  • Hypertrichosis – Hypertrichosis is also known as “Wolfitis”, refers to a condition of excessive body hair growth. In most cases, the term is used to refer to an above-average amount of normal body hair that is unwanted and is an aspect of human variability. The hair growth can be generalized, symmetrically affecting most of the torso and limbs, or localized, affecting a particular area of skin. Though severe Hypertrichosis is quite rare it results in excessive or animal-like hair on face and body.



Lycanthropy is the professed ability or power of a human being to transform into a wolf, or to gain wolf-like characteristics.

A more modern use of the word is in reference to a mental illness called lycanthropy in which a patient believes he or she is, or has transformed into, an animal and behaves accordingly.

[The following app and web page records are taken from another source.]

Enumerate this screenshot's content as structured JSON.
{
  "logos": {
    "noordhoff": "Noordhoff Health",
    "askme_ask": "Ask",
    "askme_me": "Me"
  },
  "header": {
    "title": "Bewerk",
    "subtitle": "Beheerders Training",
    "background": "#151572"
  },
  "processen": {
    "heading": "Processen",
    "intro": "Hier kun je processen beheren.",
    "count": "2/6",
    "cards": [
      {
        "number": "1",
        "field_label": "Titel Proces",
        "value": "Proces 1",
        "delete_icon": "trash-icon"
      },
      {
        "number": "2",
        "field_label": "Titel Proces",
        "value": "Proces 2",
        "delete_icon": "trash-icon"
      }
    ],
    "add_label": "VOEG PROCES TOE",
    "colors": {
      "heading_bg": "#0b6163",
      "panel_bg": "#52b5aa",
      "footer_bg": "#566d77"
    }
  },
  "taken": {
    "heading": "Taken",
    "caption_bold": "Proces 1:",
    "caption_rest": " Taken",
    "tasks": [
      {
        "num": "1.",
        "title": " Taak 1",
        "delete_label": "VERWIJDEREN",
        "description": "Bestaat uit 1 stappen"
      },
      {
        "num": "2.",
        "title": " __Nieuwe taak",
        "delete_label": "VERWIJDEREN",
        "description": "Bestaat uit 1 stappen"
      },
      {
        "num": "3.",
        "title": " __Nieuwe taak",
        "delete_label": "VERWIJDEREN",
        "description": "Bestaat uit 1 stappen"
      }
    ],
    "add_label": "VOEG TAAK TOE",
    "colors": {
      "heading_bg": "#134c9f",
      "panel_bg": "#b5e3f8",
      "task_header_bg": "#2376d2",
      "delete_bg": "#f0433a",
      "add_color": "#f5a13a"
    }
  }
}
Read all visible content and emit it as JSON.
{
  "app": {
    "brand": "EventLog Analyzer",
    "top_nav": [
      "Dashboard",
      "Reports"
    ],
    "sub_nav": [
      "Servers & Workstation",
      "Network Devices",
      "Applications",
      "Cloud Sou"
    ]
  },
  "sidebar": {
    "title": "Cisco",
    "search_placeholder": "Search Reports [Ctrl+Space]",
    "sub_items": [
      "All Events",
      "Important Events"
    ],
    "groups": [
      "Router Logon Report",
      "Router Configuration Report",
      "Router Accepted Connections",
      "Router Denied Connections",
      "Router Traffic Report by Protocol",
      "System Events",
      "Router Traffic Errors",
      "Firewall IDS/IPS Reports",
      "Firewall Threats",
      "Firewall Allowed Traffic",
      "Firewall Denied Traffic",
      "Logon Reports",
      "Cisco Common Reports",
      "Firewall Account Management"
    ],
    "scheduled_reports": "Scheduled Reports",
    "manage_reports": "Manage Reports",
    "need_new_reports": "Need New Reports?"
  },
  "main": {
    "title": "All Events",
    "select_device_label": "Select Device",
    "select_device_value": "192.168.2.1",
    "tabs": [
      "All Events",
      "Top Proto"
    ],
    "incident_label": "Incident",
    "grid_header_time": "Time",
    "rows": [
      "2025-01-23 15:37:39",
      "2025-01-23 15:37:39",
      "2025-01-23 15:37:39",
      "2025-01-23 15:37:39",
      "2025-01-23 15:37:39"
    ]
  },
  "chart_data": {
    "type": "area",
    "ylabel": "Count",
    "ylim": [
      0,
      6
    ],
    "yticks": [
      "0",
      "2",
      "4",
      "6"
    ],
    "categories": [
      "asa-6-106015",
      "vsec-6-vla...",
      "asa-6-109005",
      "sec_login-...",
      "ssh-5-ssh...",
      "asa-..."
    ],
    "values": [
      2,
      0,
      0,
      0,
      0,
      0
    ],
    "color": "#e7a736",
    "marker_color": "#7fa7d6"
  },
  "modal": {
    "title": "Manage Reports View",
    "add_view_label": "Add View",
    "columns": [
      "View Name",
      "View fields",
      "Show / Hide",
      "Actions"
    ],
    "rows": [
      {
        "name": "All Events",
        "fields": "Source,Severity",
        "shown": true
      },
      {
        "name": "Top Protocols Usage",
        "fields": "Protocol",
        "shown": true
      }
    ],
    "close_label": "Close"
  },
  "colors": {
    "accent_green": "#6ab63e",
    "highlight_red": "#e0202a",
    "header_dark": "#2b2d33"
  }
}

This is sometimes referred to as clinical lycanthropy to distinguish it from its use in legends. (http://en.wikipedia.org/wiki/Lycanthropy)

Clinical lycanthropy

…is defined as a rare psychiatric syndrome that involves a delusion that the affected person can transform into, has transformed into, or is a non-human animal.[1] Its name is connected to the mythical condition of lycanthropy, a supernatural affliction in which humans are said to physically shapeshift into wolves. (http://en.wikipedia.org/wiki/Clinical_lycanthropy)




In some Native American legends, a skin-walker is a person with the supernatural ability to turn into any animal he or she desires, though they first must be wearing a pelt of the animal, to be able to transform. Similar lore can be found in cultures throughout the world and is often referred to as shapeshifting by anthropologists. (http://en.wikipedia.org/wiki/Skin-walker)


… is a common theme in mythology, folklore, and fairy tales. … shapeshifting occurs when a being (usually human) either (1) has the ability to change its shape into that of another person, creature, or other entity or (2) finds its shape involuntarily changed by someone else. If the shape change is voluntary, its cause may be an act of will, a magic word or magic words, a potion, or a magic object. If the change is involuntary, its cause may be a curse or spell, a wizard’s or magician’s or fairy’s help, a deity’s will, a temporal change such as a full moon or nightfall, love, or death. The transformation may or may not be purposeful.

Berserkers (or berserks)

…were Norse warriors who are reported in the Old Norse literature to have fought in a nearly uncontrollable, trance-like fury, a characteristic which later gave rise to the English word berserk. Berserkers are attested in numerous Old Norse sources. Most historians believe that berserkers worked themselves into a rage before battle, but some think that they might have consumed drugged foods.